  • Horse camp


The campground is open!

There are six first-come, first-served sites for visitors with horses. For access to the horse camp, call 831-423-9703. There is no other camping offered at the park.

Field Trips

This is a Kids2Parks Participating Park!  

Kids2Parks is an innovative park-equity program to bring students from Title 1 schools to State Park field trips. The program, a partnership between California State Parks and Friends of Santa Cruz State Parks, increases the number of students who have visited a state park or beach by reducing barriers to access. The program offers transportation funding for field trips to all Title 1 schools in Santa Cruz County and select Title 1 schools in San Mateo, and Santa Clara Counties. Learn more. 


Volunteers give heart and soul to the “Life on the Ranch” and other activities that make Wilder Ranch State Park such a fun, interesting, hands-on place to visit. Volunteer docents help with school group programs, present living history demonstrations, put on events like the annual Harvest Festival, help care for farm animals, lead hikes and building tours and host the visitor center. Wilder Ranch is especially seeking volunteers to help on weekdays with its “Ranch Kids Day” program, where school-children experience local history as they visit a host of hands-on stations led by docents.


Wilder Ranch State Park is in the unceded homelands of the Awaswas-speaking Ohlone Tribe known as the Uypi, who stewarded these lands since time immemorial. Centuries of colonial violence led to the removal and displacement of the Uypi. Today, their descendants continue their stewardship and presence here, in partnership with State Parks.

Native Ohlone people made the region their homeland for millennia, and evidence shows they had villages at Wilder Ranch. From 1791 to 1835 the site was the main rancho supplying Mission Santa Cruz. In the 1830s the land, known as Rancho del Refugio, was granted to three daughters of Joaquin Castro, including Maria Candida Castro and her husband Jose Antonio Bolcoff, a Russian sailor who jumped ship to become a naturalized Mexican citizen. Bolcoff built two adobes (one of which remains today).

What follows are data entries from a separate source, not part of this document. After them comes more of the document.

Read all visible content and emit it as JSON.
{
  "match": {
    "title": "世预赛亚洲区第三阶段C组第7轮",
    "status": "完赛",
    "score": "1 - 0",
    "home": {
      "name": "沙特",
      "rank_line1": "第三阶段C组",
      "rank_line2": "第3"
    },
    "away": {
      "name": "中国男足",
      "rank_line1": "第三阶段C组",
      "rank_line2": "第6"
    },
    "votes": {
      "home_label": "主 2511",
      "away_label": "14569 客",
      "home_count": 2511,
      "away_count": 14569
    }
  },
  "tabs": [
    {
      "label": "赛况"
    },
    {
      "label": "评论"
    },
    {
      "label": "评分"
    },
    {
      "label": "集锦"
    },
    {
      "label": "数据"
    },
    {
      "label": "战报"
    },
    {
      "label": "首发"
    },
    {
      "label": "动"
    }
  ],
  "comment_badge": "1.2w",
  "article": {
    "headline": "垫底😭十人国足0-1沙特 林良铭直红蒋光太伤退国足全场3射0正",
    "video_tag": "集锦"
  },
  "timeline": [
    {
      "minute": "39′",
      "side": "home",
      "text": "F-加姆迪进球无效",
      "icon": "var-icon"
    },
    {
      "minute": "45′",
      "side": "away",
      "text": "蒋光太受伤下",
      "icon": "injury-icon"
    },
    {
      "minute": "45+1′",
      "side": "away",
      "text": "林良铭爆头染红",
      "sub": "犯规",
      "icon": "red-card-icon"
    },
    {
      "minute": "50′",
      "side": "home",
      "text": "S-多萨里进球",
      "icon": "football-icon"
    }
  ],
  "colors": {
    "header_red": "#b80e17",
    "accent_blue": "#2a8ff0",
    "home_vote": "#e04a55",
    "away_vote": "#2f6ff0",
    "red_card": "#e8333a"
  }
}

In 1854 Moses Meder acquired a large portion of the rancho, constructing a home, which is now the front portion of the old farmhouse known as the Meder House. He expanded dairy and farming, building a creamery, dairy barn and other buildings. In 1871 Levi K. Baldwin and Deloss D. Wilder purchased 4,160 acres of the former rancho and built a new creamery. Their partnership lasted until 1885 when the Wilder family obtained the lower lands on Meder Creek. The Wilder Family worked the land for five generations and nearly a century, building the Victorian farm house in 1897 and employing such innovations as harnessing water power to drive their equipment and the first electric lighting system in the county.

The Wilder Family ran the ranch until 1969 when property taxes exceeded farm income. In the 1970s, the land was proposed for a development of up to 10,000 homes. Local residents formed Operation Wilder to oppose the plan and county citizens voted to protect the open space. After continued advocacy, the State allocated $6 million for the property and in 1974 State Parks acquired the land. Learn more about how the park was created.

Today Wilder Ranch State Park covers approximately 7,000 acres, with 34 miles of hiking, biking and equestrian trails. Major wetland restoration projects have attracted some of the original flora and fauna back to the area. In the cultural complex, visitors can explore Victorian homes, barns, shops, gardens, the historic Bolcoff adobe, and discover the history of early ranchers and farmers through tours, living history demonstrations and special events. 


  • Fires and smoking are not permitted on any trail.
  • All natural and cultural park features are protected by law. Do not remove or harm plants, animals or other features of the park.
  • Bicycles, please obey 15 mph speed limit; stop when approaching a horseback rider; walk bicycles through ranch complex and be respectful of hikers.
  • Dogs are not allowed in the park.

Recreate Responsibly

Before you visit, check the Recreate Responsibly page to protect yourself, family, friends and your community by following these measures during your visit.

More Info

(831) 423-9703